I used to get up when I heard the 'eight 'o' clock buzzer'. It was actually a factory siren or hooter at Pye's in Chesterton, and was heard as a high pitched distant wail in Arbury. It wasn't at all a buzzing sound, but we called it that anyway. There were two or three of them early in the morning for different shifts.
I always had Weetabix for breakfast. Well, actually I had 'Bisk Wheat' or some such non-expensive version from Bishop's in Arbury Court, but it amounted to the same.
After my first day, I left Sharon and Sharon to their discussions of David Soul and Paul Michael Glazer, and walked to the Manor alone. On the journey, I occasionally saw an elderly lady. She used to be walking along Carlton Way towards the shops, and, if she saw me, would always cross the road for a few words. She'd come along in her headscarf and mac, and say: 'I've got a gun in my wardrobe. I'm gonna shoot you.'
She'd first said that to me when I was about seven and on my way home from buying 'sweeties' at 'Stopsiz'. I'd been terrified at the time - even apparently outspoken and brave cousin Sharon, who was with me, was a bit shaken - but I grew used to the old lady as time went on as she always said it when I saw her afterwards. I don't know if she said it to anybody else!
Arbury was a great place for community spirit, no matter what the detractors might say - the Arbury Adventure Playground, Arbury Carnival, Arbury Community Centre, Arbury Town Park and so on were testament to that fact, but there were mental health problems on the estate (and, indeed, across Cambridge) and the lady was obviously unwell. I grew quite fond of her, and, although I only saw her occasionally, worried about her if an unusual length of time elapsed between our encounters.

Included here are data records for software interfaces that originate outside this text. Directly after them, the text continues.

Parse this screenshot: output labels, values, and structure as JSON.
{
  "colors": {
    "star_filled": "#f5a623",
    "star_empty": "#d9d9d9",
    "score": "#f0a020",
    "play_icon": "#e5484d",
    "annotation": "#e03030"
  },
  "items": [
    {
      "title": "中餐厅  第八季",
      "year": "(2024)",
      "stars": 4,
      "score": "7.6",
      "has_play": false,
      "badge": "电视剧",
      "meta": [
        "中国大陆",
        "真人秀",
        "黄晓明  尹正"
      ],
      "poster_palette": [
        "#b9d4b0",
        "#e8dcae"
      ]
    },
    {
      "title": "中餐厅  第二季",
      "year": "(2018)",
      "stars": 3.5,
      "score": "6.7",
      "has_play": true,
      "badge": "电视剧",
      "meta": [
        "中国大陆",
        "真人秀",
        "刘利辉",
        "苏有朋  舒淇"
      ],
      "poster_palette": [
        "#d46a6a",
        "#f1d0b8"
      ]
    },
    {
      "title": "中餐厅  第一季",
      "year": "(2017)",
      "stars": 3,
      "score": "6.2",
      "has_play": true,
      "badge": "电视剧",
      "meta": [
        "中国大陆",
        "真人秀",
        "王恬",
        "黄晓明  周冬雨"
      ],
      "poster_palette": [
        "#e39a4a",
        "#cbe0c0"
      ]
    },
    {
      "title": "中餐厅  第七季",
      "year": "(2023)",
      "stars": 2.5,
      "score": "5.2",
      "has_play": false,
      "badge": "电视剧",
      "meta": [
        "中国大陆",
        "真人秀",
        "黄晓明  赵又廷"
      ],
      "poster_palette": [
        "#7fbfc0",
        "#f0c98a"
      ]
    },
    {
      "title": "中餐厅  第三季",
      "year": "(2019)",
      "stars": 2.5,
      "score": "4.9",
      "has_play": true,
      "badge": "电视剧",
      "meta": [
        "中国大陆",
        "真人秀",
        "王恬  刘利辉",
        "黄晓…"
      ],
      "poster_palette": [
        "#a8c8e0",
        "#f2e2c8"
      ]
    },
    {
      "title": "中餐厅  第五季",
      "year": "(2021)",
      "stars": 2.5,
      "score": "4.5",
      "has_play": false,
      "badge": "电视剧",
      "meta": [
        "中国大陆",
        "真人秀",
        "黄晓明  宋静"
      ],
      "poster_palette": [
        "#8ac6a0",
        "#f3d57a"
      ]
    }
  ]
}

I had no idea of her name or where she lived. She looked well cared for though, whether she was coping alone or with support, so that was a comfort. I did try to strike up conversations with her, but was met with a stony stare. In the end, I used to reply with a bright, 'Morning!' - and pass on my way.
On reaching the Manor, I'd go to registration and, sometimes, assembly in the Lower School Hall, with Mrs Firman and Miss Habgood. Miss Habgood was also a senior member of staff at the school.
I told some of my mates about my Arbury family history, but the response was not as I expected.
'There used to be a farm here where my family lived,' I told them, quite proudly. 'It was called Manor Farm. That's how the school got its name.'
The response was often something along the lines of: 'UGH! That's terrible! You don't mean to say your family lived at Manor? Oh yuck, that's disgusting - poor you!'
So I shut up about it.
It wasn't trendy amongst my peers to admit any interest or liking when it came to Manor.
We called 'play time' 'break' at Manor, and they didn't have a playground for us little 'uns - we played on the tennis courts as I mentioned before. Some of us kicked a football, some of us I stood about and chatted. The girls and boys were usually in separate groups - the boys usually talking about football, Space 1999, and Doctor Who; the girls, Paul Michael Glazer, David Soul, make-up (which they weren't allowed to wear) and wanting to get a new top from Chelsea Girl or some such.
We had no gadgetry to stare at, of course.
Well, it was a funny old time, settling in at Manor: I got to know the school and the teachers, made some friends, learned the routine and was rushed into Addenbrooke's with a perforated appendix.
1977 was the end of an era for Manor. 1978 was just around the corner - a year of huge change...
Part 4 is here